“Ethan has made some bad choices and he knows it, but it is hard to blame him entirely. Ethan himself was victimized. Twice MASST presented him with a new bike and twice it was stolen – lock and all – out of our own back yard. How do you explain to a young boy the need to make better choices in his life when others are not treating him fairly?”
The family perseveres. But what they really want is to express their heartfelt thanks to CPF donors for giving them more opportunity to help Noah lead a happy, fulfilling life.
“Thank you for all the cool things we can do as a family, Ethan included, which is really helping our relationship. Experiences that we could never afford like the Calgary Zoo, the Good Food Box, family movie passes, and the professional MASST support services at Noah’s ISSP school. We know it is absolutely making a difference for Noah, and we also believe the future will see a different and happier Ethan.”
“I think the best way a donor could see the incredible impact they are having is to come to the Patrick Airlie School BBQ. The Officers are cooking burgers, playing games, and getting the kids into fire trucks and police cars. You will see instantly the difference that having Police Officers in our children’s young lives is making. As parents, we know the Officers give it all they have with our community’s kids, and we cannot say thank you enough.”
Back to Noah.
“Every day can be a surprise with Noah. But what is not a surprise – we are getting a much more engaged Noah and a much happier Noah than we had a year ago. This is thanks to his teachers, his Principal, Janice, and Officer Ron – all of whom we are so grateful to have in our lives.”
“He is a busy boy. He is a happier boy. And for that we say thank you to everyone and every donor that makes ISSP and MASST possible. It is life changing for Noah, and for us as a family.
Help kids like Noah by becoming a Promising Futures monthly donor.
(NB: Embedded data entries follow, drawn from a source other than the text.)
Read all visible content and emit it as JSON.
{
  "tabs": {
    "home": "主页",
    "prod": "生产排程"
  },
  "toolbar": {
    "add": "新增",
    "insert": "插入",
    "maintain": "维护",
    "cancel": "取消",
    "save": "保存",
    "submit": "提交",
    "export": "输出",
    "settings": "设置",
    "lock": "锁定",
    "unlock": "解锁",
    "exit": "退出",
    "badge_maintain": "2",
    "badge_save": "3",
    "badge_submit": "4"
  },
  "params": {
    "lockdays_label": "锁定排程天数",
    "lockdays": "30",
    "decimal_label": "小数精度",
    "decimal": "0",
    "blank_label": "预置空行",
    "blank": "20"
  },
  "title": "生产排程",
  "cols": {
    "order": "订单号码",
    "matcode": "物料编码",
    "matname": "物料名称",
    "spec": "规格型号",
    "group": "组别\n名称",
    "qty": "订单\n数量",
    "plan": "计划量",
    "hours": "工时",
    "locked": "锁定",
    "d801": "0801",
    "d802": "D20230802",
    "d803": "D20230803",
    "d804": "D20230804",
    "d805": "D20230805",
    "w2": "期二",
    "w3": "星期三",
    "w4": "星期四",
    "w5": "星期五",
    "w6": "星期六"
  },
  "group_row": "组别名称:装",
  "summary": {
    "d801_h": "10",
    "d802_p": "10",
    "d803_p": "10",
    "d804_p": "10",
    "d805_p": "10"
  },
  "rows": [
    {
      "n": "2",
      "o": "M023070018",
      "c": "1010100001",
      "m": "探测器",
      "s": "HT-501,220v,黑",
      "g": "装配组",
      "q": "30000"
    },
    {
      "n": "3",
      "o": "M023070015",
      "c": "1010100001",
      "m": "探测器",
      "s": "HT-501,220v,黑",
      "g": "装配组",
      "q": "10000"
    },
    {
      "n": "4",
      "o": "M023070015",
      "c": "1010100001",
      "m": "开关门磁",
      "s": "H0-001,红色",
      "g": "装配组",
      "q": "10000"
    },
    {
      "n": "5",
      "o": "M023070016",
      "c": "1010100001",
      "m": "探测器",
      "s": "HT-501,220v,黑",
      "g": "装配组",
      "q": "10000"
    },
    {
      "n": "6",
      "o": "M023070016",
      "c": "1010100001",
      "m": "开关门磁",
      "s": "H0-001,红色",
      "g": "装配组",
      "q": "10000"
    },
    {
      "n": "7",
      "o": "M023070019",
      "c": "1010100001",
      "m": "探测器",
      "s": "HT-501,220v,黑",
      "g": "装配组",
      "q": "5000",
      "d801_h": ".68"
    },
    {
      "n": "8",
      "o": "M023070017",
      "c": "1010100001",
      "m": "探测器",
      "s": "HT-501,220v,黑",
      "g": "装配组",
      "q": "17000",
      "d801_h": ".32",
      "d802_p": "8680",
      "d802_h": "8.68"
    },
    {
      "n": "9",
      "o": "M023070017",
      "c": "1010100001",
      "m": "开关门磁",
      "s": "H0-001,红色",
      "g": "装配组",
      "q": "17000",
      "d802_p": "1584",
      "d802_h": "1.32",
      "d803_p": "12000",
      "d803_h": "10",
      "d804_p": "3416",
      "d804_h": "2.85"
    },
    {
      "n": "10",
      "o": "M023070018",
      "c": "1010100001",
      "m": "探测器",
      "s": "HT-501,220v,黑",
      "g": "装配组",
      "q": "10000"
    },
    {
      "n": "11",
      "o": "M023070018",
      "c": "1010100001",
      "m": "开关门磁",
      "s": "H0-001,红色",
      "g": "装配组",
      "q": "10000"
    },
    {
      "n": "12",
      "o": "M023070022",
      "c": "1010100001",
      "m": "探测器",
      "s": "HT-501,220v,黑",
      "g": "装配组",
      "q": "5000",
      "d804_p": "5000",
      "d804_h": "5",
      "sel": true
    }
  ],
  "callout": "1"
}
Your contribution ensures that critical programs like MASST and ISSP can continue to have a positive impact on vulnerable children and youth in our communities. Learn more and sign up today at: https://cpf.cpsevents.ca/promising-futures/